Some of the most common tea colours and how they stack up...
As we explore the theme of colours, the obvious starting point for us here at Teamusing is to pontificate about the various colours of teas available. While they are not quite as varied as the rainbow or a full Pantone booklet of colours, there are indeed several sections and varieties that afford a colourful look at the world of teas.
Probably the most notable and well-known type of tea is that of the black tea family. These area teas made from Camellia Sinensis Assamic and are the most oxidized of the blends that use this particular plant. That just means they have the most caffeine.
There are many splinters and varieties of black tea ranging from traditional Orange Pekoe to Assam and other dark, luxurious and rich tea flavours. And while the leaves may be close to black, the colour of the beverage is a deep brown which may be lightened with the addition of milk or another illuminating beverage.
This type of tea comes from the red bush known as Aspalathus Linearis and is most commonly referred to as Rooibos tea. Like most teas, this variety can be enjoyed on its own or it can be blended with a myriad of flavours and colours from fruits and flowers to spices and other savoury flavours.
One of the benefits of the Rooibos family of teas is they lend themselves to being steeped with milk for a creamy and smooth delivery, without any of the caffeine found in many other teas. For this reason, it is our favourite form of afternoon tea as it can be taken with milk without keeping our beloved Empress awake throughout the night.

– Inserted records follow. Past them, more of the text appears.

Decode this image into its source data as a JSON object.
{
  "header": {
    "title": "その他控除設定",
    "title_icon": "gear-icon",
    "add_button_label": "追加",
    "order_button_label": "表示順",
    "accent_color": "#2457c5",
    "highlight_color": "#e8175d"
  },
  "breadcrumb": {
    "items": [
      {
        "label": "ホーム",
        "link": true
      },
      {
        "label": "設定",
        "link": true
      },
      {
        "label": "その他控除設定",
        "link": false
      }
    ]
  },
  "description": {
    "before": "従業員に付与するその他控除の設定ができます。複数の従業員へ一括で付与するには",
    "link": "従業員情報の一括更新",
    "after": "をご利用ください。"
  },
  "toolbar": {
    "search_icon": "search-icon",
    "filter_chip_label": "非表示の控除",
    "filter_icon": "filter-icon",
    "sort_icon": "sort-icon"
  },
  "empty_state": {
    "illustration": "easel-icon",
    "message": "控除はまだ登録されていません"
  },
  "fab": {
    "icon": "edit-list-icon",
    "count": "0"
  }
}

This splinter of tea options has both caffeinated and herbal options available to tea connoisseurs. The key ingredient is orange, naturally. This wonderful fruit permeates the flavour and enhances the colour of the tea as it is steeping.
While many versions of tea may seem yellow in colour while steeping, there is a special yellow tea that is native to China and offers a unique flavour profile. It is also purported to have health benefits similar to those of green tea, but it is said to be easier on the stomach. The bright yellow colour of this delectable beverage is achieved through a natural process called "Sealed Yellowing" which oxidizes and treats the leaves to preserve their colour and aroma.
All manners and varieties of green tea are also derived from Camellia Sinensis Assamic and are the least oxidized of the blends that use this particular plant. The main difference between black and green tea is the amount of oxidization, and corresponding caffeine in the final product.
As with black and red teas, there are countless variations of green tea that will infuse a wide range of fruits, flowers, spices or other flavours — from tropical blends with mango and papaya to chai-inspired options that include all manners of spice and zest.
Again, there are infinite options in this colour spectrum of the tea rainbow; However, don't let the name fool you. While they are called white teas, these are often the most colourful options that can fill your cup. The blends tend to dictate the final colour of the tea, anywhere along the spectrum of colours depending on the ingredients added for flavour.
Once again the Camellia Sinensis Assamic plant is the base, but this time the tea is minimally processed and there is zero caffeine in the final product. Worthy of note is that this type of tea is quite delicate and it is taken best when the water is not too hot during steeping. It is recommended to either stop the kettle before it boils or to let the water sit and cool for ~5 minutes after reaching a boil before pouring over a white tea blend so as to ensure the most flavourful tea experience.
Well, there you have it, a cornucopia of tea colours available for the drinking. We do hope you'll taste the tea rainbow over time and expand your pallet as you explore the world through the lens of Teamusing.